With 614 pages covering his subject’s entire life, Whyte’s well-researched biography is easily the longest of the half-dozen books I’ve read on Herbert Hoover. And while it does not offer the most detailed exploration of his presidency (that honor goes to Charles Rappleye’s 2016 “Herbert Hoover in the White House” which I read earlier this year) it does provide the most thorough comprehensive review of his nine decades.

The most interesting aspects of Hoover’s life – and the most compelling sections of this book – are Hoover’s pre- and post-presidencies. All together, the non-presidential years of Hoover’s life account for about four-fifths of this biography. Almost no reader will fail to be impressed by Whyte’s description of Hoover’s austere start, his capacity to identify and capitalize on business opportunities, or his tireless pursuit of success.

The narrative is rarely flashy or animated, but is consistently attentive to Whyte’s view of Hoover as a better, and more prescient, politician than history recalls.  And while the book is almost unfailingly sympathetic toward its subject (and frequently dismissive of his political rivals), Whyte does not ignore Hoover’s wide assortment of obvious (often interpersonal) flaws.

Other key strengths of the book include a keen comparison of Hoover to Woodrow Wilson, good introductions to important political characters (Warren Harding and Calvin Coolidge as two examples) and interesting commentary relating to Hoover’s anticipation of a financial crisis early in his presidency.

But while much of Herbert Hoover’s life is intrinsically captivating, the author’s writing style does not match the opportunity.

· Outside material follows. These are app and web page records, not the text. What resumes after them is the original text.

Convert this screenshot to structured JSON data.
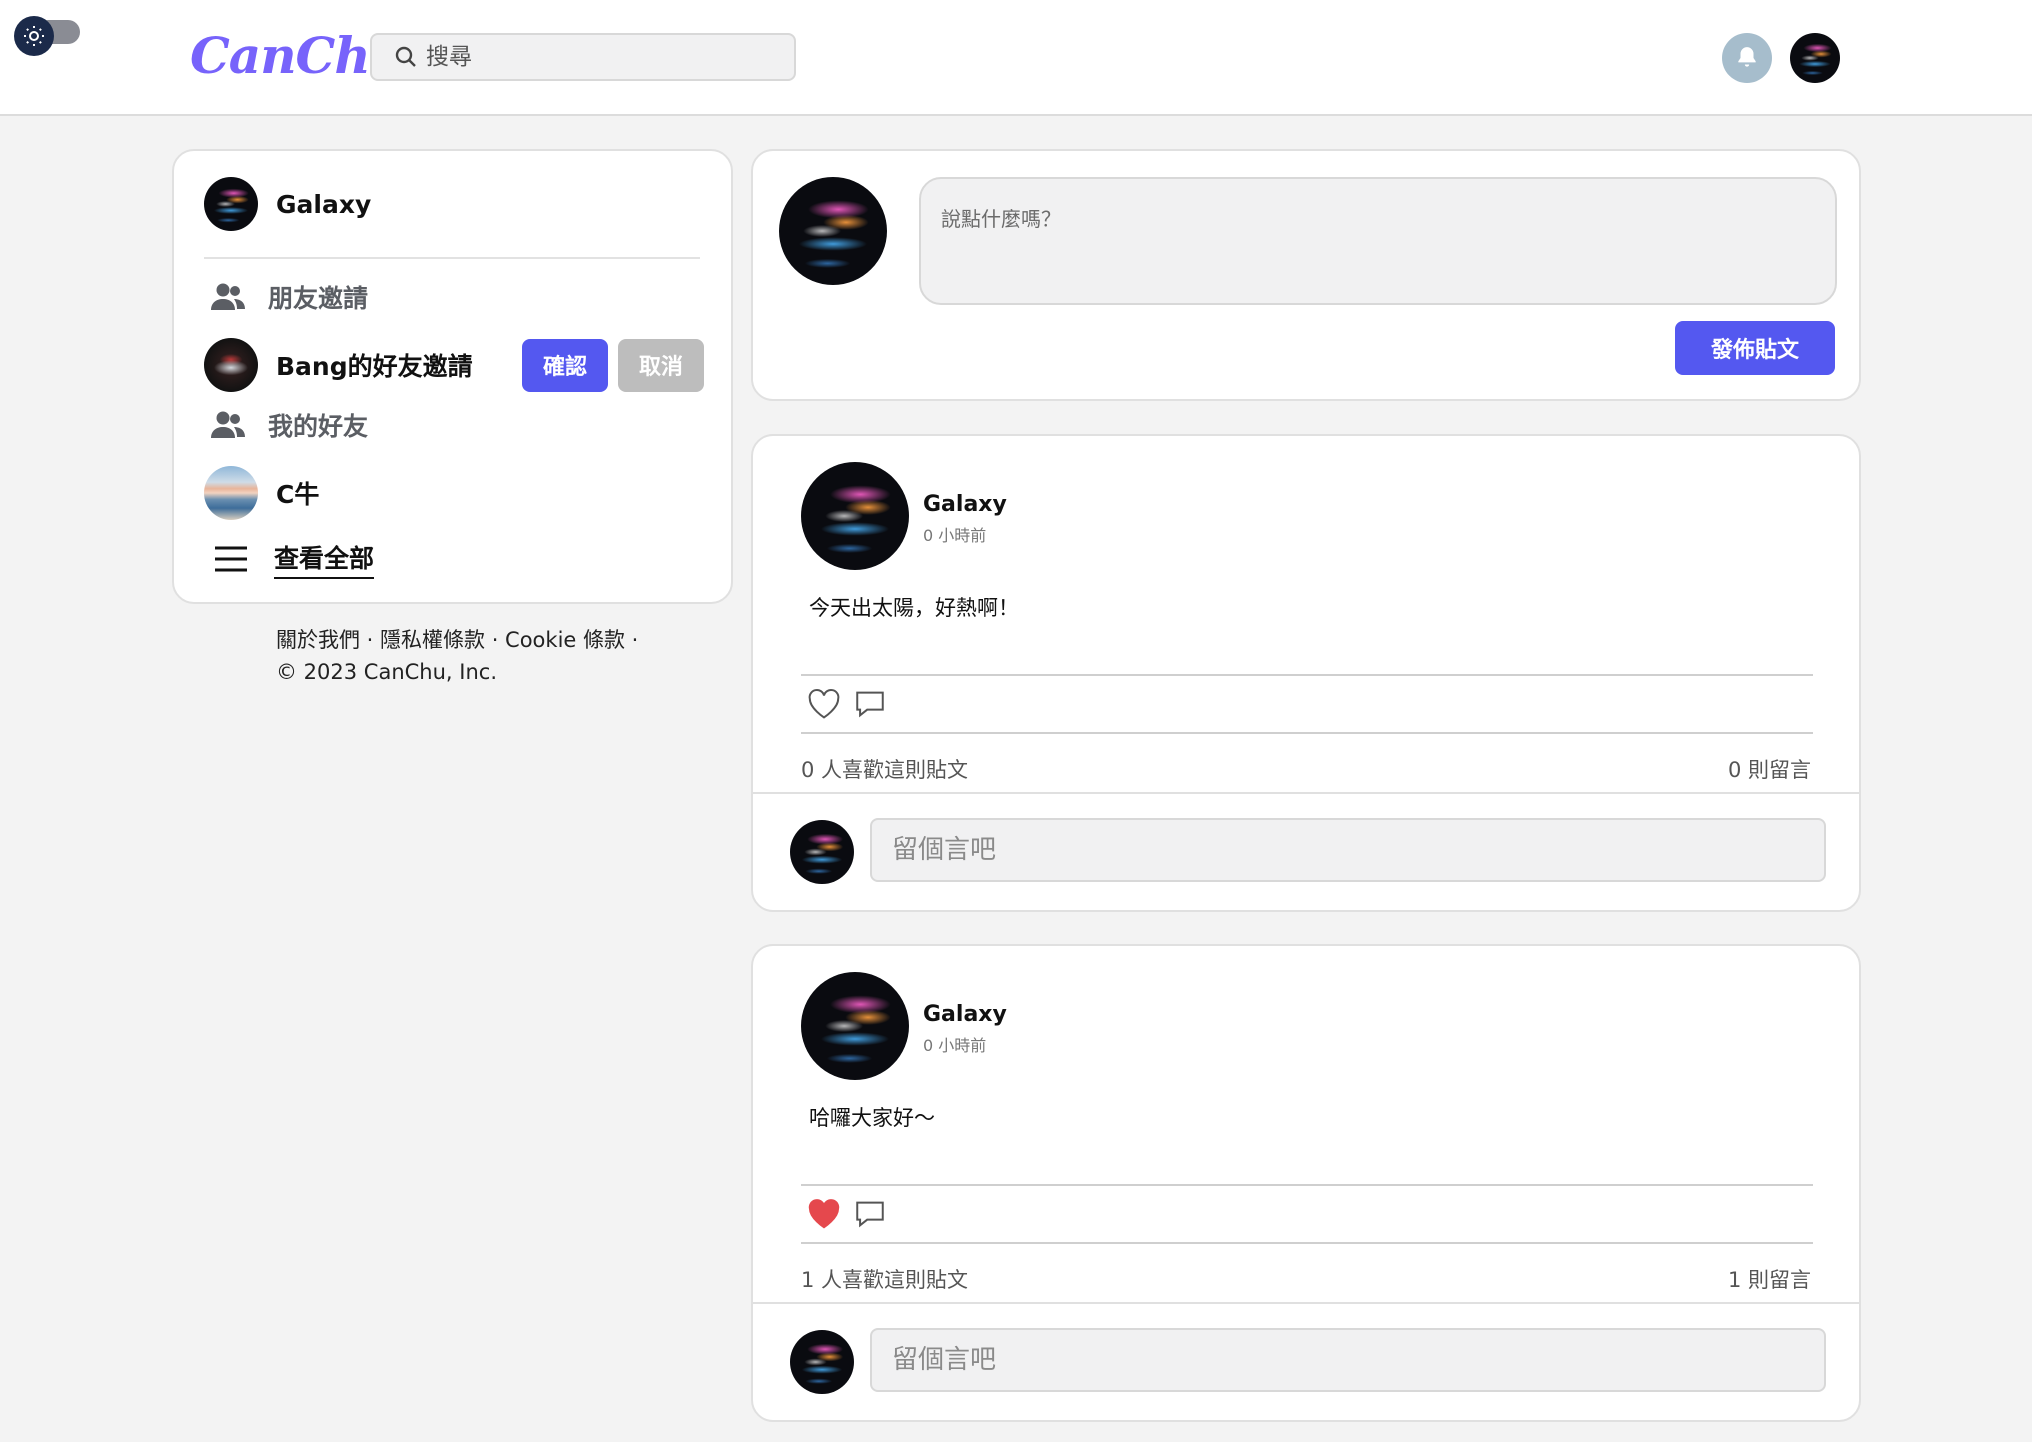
{
  "app": {
    "logo": "CanChu"
  },
  "header": {
    "search_placeholder": "搜尋",
    "icons": [
      "theme-toggle",
      "bell-icon",
      "user-avatar"
    ]
  },
  "sidebar": {
    "user_name": "Galaxy",
    "friend_requests_label": "朋友邀請",
    "request": {
      "name": "Bang的好友邀請",
      "confirm": "確認",
      "cancel": "取消"
    },
    "my_friends_label": "我的好友",
    "friends": [
      {
        "name": "C牛"
      }
    ],
    "view_all_label": "查看全部"
  },
  "footer": {
    "links": "關於我們 · 隱私權條款 · Cookie 條款 ·",
    "copyright": "© 2023 CanChu, Inc."
  },
  "composer": {
    "placeholder": "說點什麼嗎？",
    "post_button": "發佈貼文"
  },
  "posts": [
    {
      "author": "Galaxy",
      "time": "0 小時前",
      "content": "今天出太陽，好熱啊！",
      "liked": false,
      "likes_text": "0 人喜歡這則貼文",
      "comments_text": "0 則留言",
      "comment_placeholder": "留個言吧"
    },
    {
      "author": "Galaxy",
      "time": "0 小時前",
      "content": "哈囉大家好～",
      "liked": true,
      "likes_text": "1 人喜歡這則貼文",
      "comments_text": "1 則留言",
      "comment_placeholder": "留個言吧"
    }
  ],
  "colors": {
    "brand": "#7763fb",
    "primary_button": "#5458f0",
    "cancel_button": "#bdbdbd",
    "like_red": "#e5484d"
  }
}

Whyte is not a particularly colorful or vibrant writer and, much like Hoover himself, his narrative can lack vivacity and texture. While it is consistently clear and comprehensible it tends to exhibit a dry, clinical quality.

In addition, the discussion of Hoover’s presidency often feels one-sided. Whyte works diligently to redeem his subject; one manifestation of these efforts is a tendency to unfairly diminish the actions (and intellect) of some of Hoover’s contemporaries. FDR and Harry Truman are the two most notable examples of this rush-to-caricature.

Finally, while this biography expertly dissects the curious contradictions embedded within Hoover’s persona, the author misses an opportunity to more fully explore his subject’s suitability for the presidency and discuss the evolution of his legacy in the five decades since his death.

Overall, Kenneth Whyte’s biography of Herbert Hoover offers a sober, insightful and extremely readable review of one of the 20th century’s least popular presidents. Readers new to Hoover will not find a better thorough introduction to his life; others will appreciate its incremental insights and fresh perspectives. All-in-all, Whyte has written the best biography of Herbert Hoover I’ve yet read.

Overall Rating: 4¼ stars